**WHAT YOU HAVE TO DO**
Omitting all images, give the entries that follow again exactly as they read.

**AVAILABLE DATA**
----------
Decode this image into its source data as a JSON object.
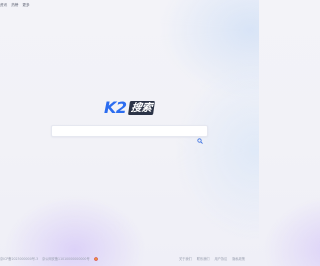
{
  "top_nav": {
    "items": [
      "资讯",
      "热榜",
      "更多"
    ]
  },
  "logo": {
    "brand": "K2",
    "badge": "搜索"
  },
  "search": {
    "value": "",
    "placeholder": ""
  },
  "footer": {
    "icp": "京ICP备2023000000号-3",
    "police": "京公网安备11010000000000号",
    "links": [
      "关于我们",
      "联系我们",
      "用户协议",
      "隐私政策"
    ]
  },
  "colors": {
    "brand_blue": "#2c6df0",
    "badge_dark": "#2b3346",
    "search_icon": "#3a6fe0"
  }
}
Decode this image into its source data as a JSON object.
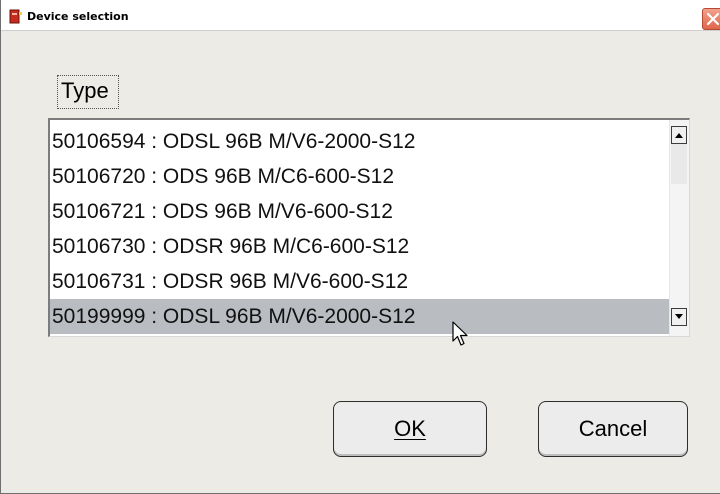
{
  "window": {
    "title": "Device selection"
  },
  "type_label": "Type",
  "list": {
    "items": [
      "50106594 : ODSL 96B M/V6-2000-S12",
      "50106720 : ODS 96B M/C6-600-S12",
      "50106721 : ODS 96B M/V6-600-S12",
      "50106730 : ODSR 96B M/C6-600-S12",
      "50106731 : ODSR 96B M/V6-600-S12",
      "50199999 : ODSL 96B M/V6-2000-S12"
    ],
    "selected_index": 5
  },
  "buttons": {
    "ok_label": "OK",
    "cancel_label": "Cancel"
  },
  "icons": {
    "title_icon": "app-icon",
    "close": "close-icon",
    "scroll_up": "scroll-up-arrow-icon",
    "scroll_down": "scroll-down-arrow-icon",
    "cursor": "mouse-pointer-icon"
  },
  "colors": {
    "selection": "#b9bcc1",
    "close_button": "#e0664b",
    "dialog_background": "#ecebe6"
  }
}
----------
**ANSWER SECTION**
Decode this image into its source data as a JSON object.
{
  "top_nav": {
    "items": [
      "资讯",
      "热榜",
      "更多"
    ]
  },
  "logo": {
    "brand": "K2",
    "badge": "搜索"
  },
  "search": {
    "value": "",
    "placeholder": ""
  },
  "footer": {
    "icp": "京ICP备2023000000号-3",
    "police": "京公网安备11010000000000号",
    "links": [
      "关于我们",
      "联系我们",
      "用户协议",
      "隐私政策"
    ]
  },
  "colors": {
    "brand_blue": "#2c6df0",
    "badge_dark": "#2b3346",
    "search_icon": "#3a6fe0"
  }
}
Decode this image into its source data as a JSON object.
{
  "window": {
    "title": "Device selection"
  },
  "type_label": "Type",
  "list": {
    "items": [
      "50106594 : ODSL 96B M/V6-2000-S12",
      "50106720 : ODS 96B M/C6-600-S12",
      "50106721 : ODS 96B M/V6-600-S12",
      "50106730 : ODSR 96B M/C6-600-S12",
      "50106731 : ODSR 96B M/V6-600-S12",
      "50199999 : ODSL 96B M/V6-2000-S12"
    ],
    "selected_index": 5
  },
  "buttons": {
    "ok_label": "OK",
    "cancel_label": "Cancel"
  },
  "icons": {
    "title_icon": "app-icon",
    "close": "close-icon",
    "scroll_up": "scroll-up-arrow-icon",
    "scroll_down": "scroll-down-arrow-icon",
    "cursor": "mouse-pointer-icon"
  },
  "colors": {
    "selection": "#b9bcc1",
    "close_button": "#e0664b",
    "dialog_background": "#ecebe6"
  }
}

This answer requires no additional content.